Two senators are pressing for an investigation into TikTok, a short-form video app that’s mostly popular with teenagers, for potential national security concerns.
Senators Tom Cotton (R-Ark.) and Chuck Schumer (D-N.Y.), who generally agree about very little, sent a letter yesterday to Acting Director of National Intelligence Joseph Maguire formally requesting an investigation of TikTok “and other China-owned content platforms.
“TikTok’s terms of service and privacy policies describe how it collects data from its users and their devices, including user content and communications, IP address, location-related data, device identifiers, cookies, metadata, and other sensitive personal information,” the senators wrote. “While the company has stated that TikTok does not operate in China and stores US user data in the US, ByteDance is still required to adhere to the laws of China.”
China, they continue, is a problem:
Security experts have voiced concerns that China’s vague patchwork of intelligence, national security, and cybersecurity laws compel Chinese companies to support and cooperate with intelligence work controlled by the Chinese Communist Party. Without an independent judiciary to review requests made by the Chinese government for data or other actions, there is no legal mechanism for Chinese companies to appeal if they disagree with a request.
Questions have also been raised regarding the potential for censorship or manipulation of certain content. TikTok reportedly censors materials deemed politically sensitive to the Chinese Communist Party, including content related to the recent Hong Kong protests, as well as references to Tiananmen Square, Tibetan and Taiwanese independence, and the treatment of Uighurs. The platform is also a potential target of foreign influence campaigns like those carried out during the 2016 election on U.S.-based social media platforms.
The TikTok app is similar in its base concept to the late, great Vine, the Twitter-owned six-second video service that shut down in 2016. With TikTok, users create videos up to 15 seconds long featuring themselves doing —singing, dancing, comedy—and use the app’s native tools to include music or other effects.
Beijing-based ByteDance launched its first version of the app, Douyin, in China in 2016. TikTok for the US market, which runs separately, followed in 2017. Since then it has soared in popularity, among younger users. TikTok is the second most-downloaded app worldwide, behind Facebook-owned WhatsApp, dominating the iOS and Google Play charts for several quarters running, surpassing Instagram, Facebook, Snapchat, and YouTube and amassing more than 110 million cumulative downloads in the US.
“We are committed to transparency and accountability in how we support our TikTok users in the US and around the world,” TikTok responded in a corporate blog post. “We store all TikTok US user data in the United States, with backup redundancy in Singapore. Our data centers are located entirely outside of China, and none of our data is subject to Chinese law.”
The company added:
TikTok does not remove content based on sensitivities related to China. We have never been asked by the Chinese government to remove any content and we would not do so if asked. Period. Our US moderation team, which is led out of California, reviews content for adherence to our US policies – just like other US companies in our space. We are not influenced by any foreign government, including the Chinese government; TikTok does not operate in China, nor do we have any intention of doing so in the future.
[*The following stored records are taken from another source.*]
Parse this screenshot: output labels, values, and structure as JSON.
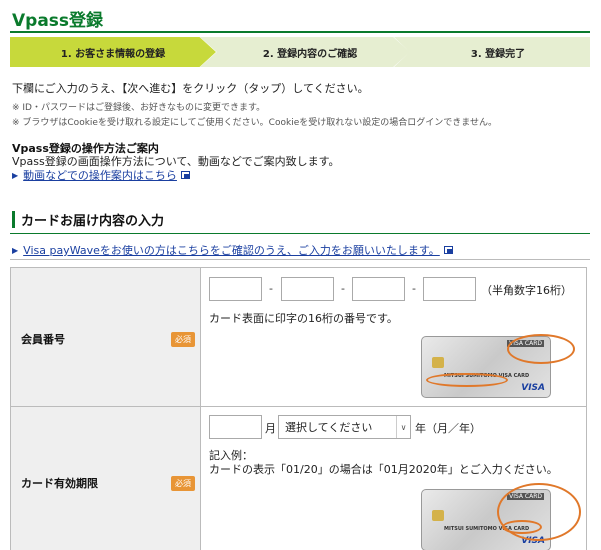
{
  "page": {
    "title": "Vpass登録"
  },
  "steps": [
    {
      "label": "1. お客さま情報の登録"
    },
    {
      "label": "2. 登録内容のご確認"
    },
    {
      "label": "3. 登録完了"
    }
  ],
  "intro": {
    "text": "下欄にご入力のうえ、【次へ進む】をクリック（タップ）してください。",
    "note1": "※ ID・パスワードはご登録後、お好きなものに変更できます。",
    "note2": "※ ブラウザはCookieを受け取れる設定にしてご使用ください。Cookieを受け取れない設定の場合ログインできません。"
  },
  "guide": {
    "heading": "Vpass登録の操作方法ご案内",
    "text": "Vpass登録の画面操作方法について、動画などでご案内致します。",
    "link": "動画などでの操作案内はこちら"
  },
  "section": {
    "title": "カードお届け内容の入力",
    "visa_link": "Visa payWaveをお使いの方はこちらをご確認のうえ、ご入力をお願いいたします。"
  },
  "fields": {
    "card_number": {
      "label": "会員番号",
      "required": "必須",
      "dash": "-",
      "digits_note": "（半角数字16桁）",
      "hint": "カード表面に印字の16桁の番号です。"
    },
    "expiry": {
      "label": "カード有効期限",
      "required": "必須",
      "month_unit": "月",
      "year_placeholder": "選択してください",
      "year_unit": "年（月／年）",
      "example_heading": "記入例：",
      "example_text": "カードの表示「01/20」の場合は「01月2020年」とご入力ください。"
    }
  },
  "card_image": {
    "brand": "MITSUI SUMITOMO VISA CARD",
    "visa_card_label": "VISA CARD",
    "logo": "VISA"
  },
  "colors": {
    "accent_green": "#0a7a2c",
    "active_step": "#c7d93b",
    "inactive_step": "#e6eed1",
    "required_badge": "#e89536",
    "link": "#1a3fa0",
    "highlight": "#e0782a"
  }
}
Investment by China in every US business sector is rampant, and there’s an obvious surface-level reason: the United States, as a nation, is rich. We have an enormous economy and collectively spend quite a lot of money on goods and services. We also have a robust, highly developed business and investment infrastructure. In short: if you’re in the business of making money, you want to be in the US market.
Over the months and years of the Trump administration, however, concern about China’s investment in US businesses has continued to spiral. We’re now several months deep into a trade war of increasing rhetoric and increasing tariffs on physical goods, with challenges in the digital market mounting right behind.
Chinese mobile phone maker Huawei is now the poster child for the effect international tensions are having on the tech market. A federal law from 2018 prohibited the federal government from buying Huawei tech, and earlier this year, the company was effectively barred from the US market by executive order, causing ongoing headaches for the Android-based devices.
The concern about TikTok, however, feels more akin to a challenge a very different app faced earlier this year.
Chinese gaming company Beijing Kunlun Tech Co. acquired a majority stake in Grindr, a matchmaking app for men seeking men, in 2016 and then acquired the company outright in 2018.
The Committee on Foreign Investment in the United States (CFIUS), a panel operating out of the Treasury Department that comprises representatives from about a dozen different departments and agencies, reviews mergers and other significant investments in which a foreign company takes a stake in a US firm for national security concerns. Kunlun was allowed to acquire Grindr without incident, but in March of this year, media reports revealed that the CFIUS was pressuring the company to unwind the acquisition for national security reasons that were not publicly specified.
Reuters reported in May that the CFIUS probe followed a discovery that a database of US user activity was made accessible to company engineers based in Beijing.
Around the same time of the Reuters report, Kunlun publicly agreed to divest Grindr to another buyer by June, 2020. By July, however, CFIUS had dropped opposition to Kunlun’s plan to take Grindr public and was once again working on an IPO.